(Writer’s Note: The study we did on “What I LIKE about Jesus has generated more comment from you than anything yet posted. It seems people really enjoy thinking about that subject. Several have written to me on my email, or spoken with me personally. They didn’t want to comment publicly and I’ll always respect that. It’s very obvious that some of you are thinking “outside the box,” though, and that’s good. Stale, rotten thinking probably leads to spiritual halitosis, or ‘sanctified’ B.O., or some other equally repulsive, offensive odor! Some of the “commentators” observations are really, really thought-provoking. I hope you’ll read them as well. If you click on the icon, you can visit Neil’s and Marie’s sites. Also, I think it might be worth your while to visit the site by Mark Ryman at GrahamFriends.org, All are varied, interesting, and scriptural. Most of all, I hope you’ll do your own thinking and research. You surely don’t want to be “spoon-fed” or simply parrot someone’s thoughts! Now, DO YOU? Not when you can do your own thinking and know the discoveries are YOURS. Fresh. New. And personal. You are free, and encouraged, to post your comments at any time on any subject we have been considering. The broader context for this study is the Book of Exodus, especially the first twelve chapters. As always, the Scripture is the basis for what we’re attempting. ~dk)
Here we are continuing our examination of the lives of “God’s Comeback Kids.”
At some point, before the “Comeback” could begin, God had to get the “CBK’s” attention. In Joseph’s case, it must have occurred during some of the long, lonely hours spent in the dungeon in the dark. In the seemingly endless hours before dawn, many of them perhaps spent in solitary confinement, he must have gained an understanding of God. That was probably what kept him from going insane or becoming terminally embittered. Often it was quiet. With little to distract him, except the scampering of rodents across the floors or the snoring and groaning and moaning, or ‘cussing’ and complaining of other prisoners in the cells adjacent to his, he probably did a lot of introspection. In that way he may have acquired a better understanding of how he’d grated on his brother’s nerves. He certainly, slowly but steadily, began to mature. He began to conduct himself in a way that caused him to be admired and respected, not considered an aggravating, obnoxious nuisance.
For Moses, it was that “burning bush” (See chapter two of Exodus). Whatever you make of it, you need to understand that it is told as truth. The person who reported the incident evidently believed it happened the way he said it did. The people of faith who’ve read it all the years afterward obviously considered it to be an actual, factual event. Their whole belief system was founded upon truth telling, and dealing honestly with harsh reality. While some of those people, admittedly, were naïve and simple, there have been hosts of brilliantly intelligent and honest people of integrity who have read believed the account. They were not “into” self-delusion or fabricating to mislead or deceive themselves or anyone else. They did not consider this to be a nighty-nite bedtime story for toddlers. It was not recited, as my children said when they were young, a ‘Once upunce a time. . .” kind of fairy tale or fable.
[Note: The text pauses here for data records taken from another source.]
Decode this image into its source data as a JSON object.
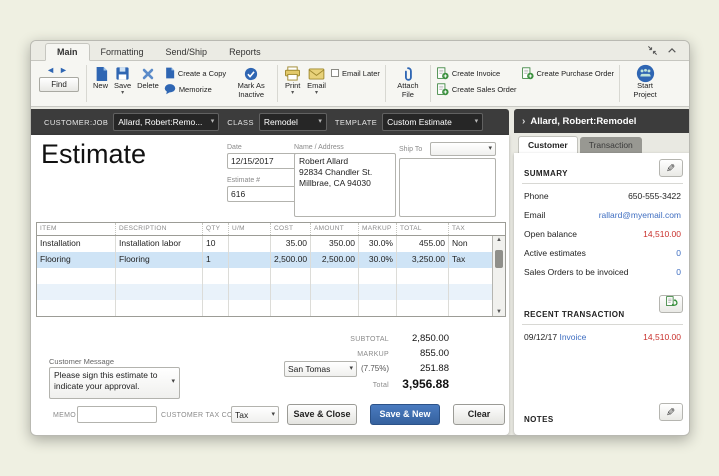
{
  "ribbon_tabs": {
    "main": "Main",
    "formatting": "Formatting",
    "send_ship": "Send/Ship",
    "reports": "Reports"
  },
  "toolbar": {
    "find": "Find",
    "new": "New",
    "save": "Save",
    "delete": "Delete",
    "create_a_copy": "Create a Copy",
    "memorize": "Memorize",
    "mark_as_inactive": "Mark As Inactive",
    "print": "Print",
    "email": "Email",
    "email_later": "Email Later",
    "attach_file": "Attach File",
    "create_invoice": "Create Invoice",
    "create_sales_order": "Create Sales Order",
    "create_purchase_order": "Create Purchase Order",
    "start_project": "Start Project"
  },
  "customer_bar": {
    "customer_job_label": "CUSTOMER:JOB",
    "customer_job_value": "Allard, Robert:Remo...",
    "class_label": "CLASS",
    "class_value": "Remodel",
    "template_label": "TEMPLATE",
    "template_value": "Custom Estimate"
  },
  "form": {
    "title": "Estimate",
    "date_label": "Date",
    "date_value": "12/15/2017",
    "estimate_label": "Estimate #",
    "estimate_value": "616",
    "name_address_label": "Name / Address",
    "name_address": "Robert Allard\n92834 Chandler St.\nMillbrae, CA 94030",
    "ship_to_label": "Ship To",
    "ship_to_value": ""
  },
  "items_table": {
    "headers": [
      "ITEM",
      "DESCRIPTION",
      "QTY",
      "U/M",
      "COST",
      "AMOUNT",
      "MARKUP",
      "TOTAL",
      "TAX"
    ],
    "rows": [
      {
        "item": "Installation",
        "description": "Installation labor",
        "qty": "10",
        "um": "",
        "cost": "35.00",
        "amount": "350.00",
        "markup": "30.0%",
        "total": "455.00",
        "tax": "Non"
      },
      {
        "item": "Flooring",
        "description": "Flooring",
        "qty": "1",
        "um": "",
        "cost": "2,500.00",
        "amount": "2,500.00",
        "markup": "30.0%",
        "total": "3,250.00",
        "tax": "Tax"
      }
    ]
  },
  "totals": {
    "subtotal_label": "SUBTOTAL",
    "subtotal_value": "2,850.00",
    "markup_label": "MARKUP",
    "markup_value": "855.00",
    "tax_name": "San Tomas",
    "tax_rate_label": "(7.75%)",
    "tax_value": "251.88",
    "total_label": "Total",
    "total_value": "3,956.88"
  },
  "footer": {
    "customer_message_label": "Customer Message",
    "customer_message_value": "Please sign this estimate to indicate your approval.",
    "memo_label": "MEMO",
    "memo_value": "",
    "customer_tax_code_label": "CUSTOMER TAX CODE",
    "customer_tax_code_value": "Tax",
    "save_close_button": "Save & Close",
    "save_new_button": "Save & New",
    "clear_button": "Clear"
  },
  "panel": {
    "header": "Allard, Robert:Remodel",
    "tab_customer": "Customer",
    "tab_transaction": "Transaction",
    "summary_title": "SUMMARY",
    "summary_rows": [
      {
        "label": "Phone",
        "value": "650-555-3422"
      },
      {
        "label": "Email",
        "value": "rallard@myemail.com"
      },
      {
        "label": "Open balance",
        "value": "14,510.00"
      },
      {
        "label": "Active estimates",
        "value": "0"
      },
      {
        "label": "Sales Orders to be invoiced",
        "value": "0"
      }
    ],
    "recent_title": "RECENT TRANSACTION",
    "recent_date": "09/12/17",
    "recent_type": "Invoice",
    "recent_amount": "14,510.00",
    "notes_title": "NOTES"
  },
  "colors": {
    "brand_blue": "#2f66b3",
    "primary_button": "#35619e",
    "link_blue": "#3f6ec1",
    "negative_red": "#c9302c",
    "dark_bar": "#3c3c3c",
    "row_highlight": "#cfe4f6"
  }
}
God has gotten others’ attention in other ways. For the ‘Prodigal Son,’ God got his attention when he had sunk to the lowest level to which a Jew could possibly descend: working for a Gentile pig owner, “slopping” hawgs. Can you see and hear him now, and calling his hawgs home for supper! Sooooo—eeeeee! Here, piggie, piggie, piggie! (Both Gentiles and “pigs” were held in complete contempt by the upstanding, law-observing Jewish citizen.). He was broke, eating what he could swipe from the hog trough, without the owner finding out, when Scripture says: “He came to himself.” The obvious inference here is that, when he left his Father and Home, he was ‘away from himself.’ He was not in possession of his best senses. The Bible takes sin very seriously and suggests that it clouds and dulls the senses.
At a time when the prodigal was so poor he couldn’t even pay attention, God seemed to come and say:‘MAY I HAVE YOUR ATTENTION, PLEASE?
Sometimes He’s achieved that objective of gaining someone’s attention through the death of someone important to the person being “paged.” For example, the prophet Isaiah said: “In the year that King Uzziah died, I saw the Lord. . . etc.” I don’t know what his relationship to King Uzziah was, but through the King’s death God got Isaiah’s undivided attention.
You probably have picked up on my line of thinking and have anticipated my asking this question: “What will it take for God to get YOUR attention? Your undivided attention?
Your friend and fellow student, God’s servant ~donkimrey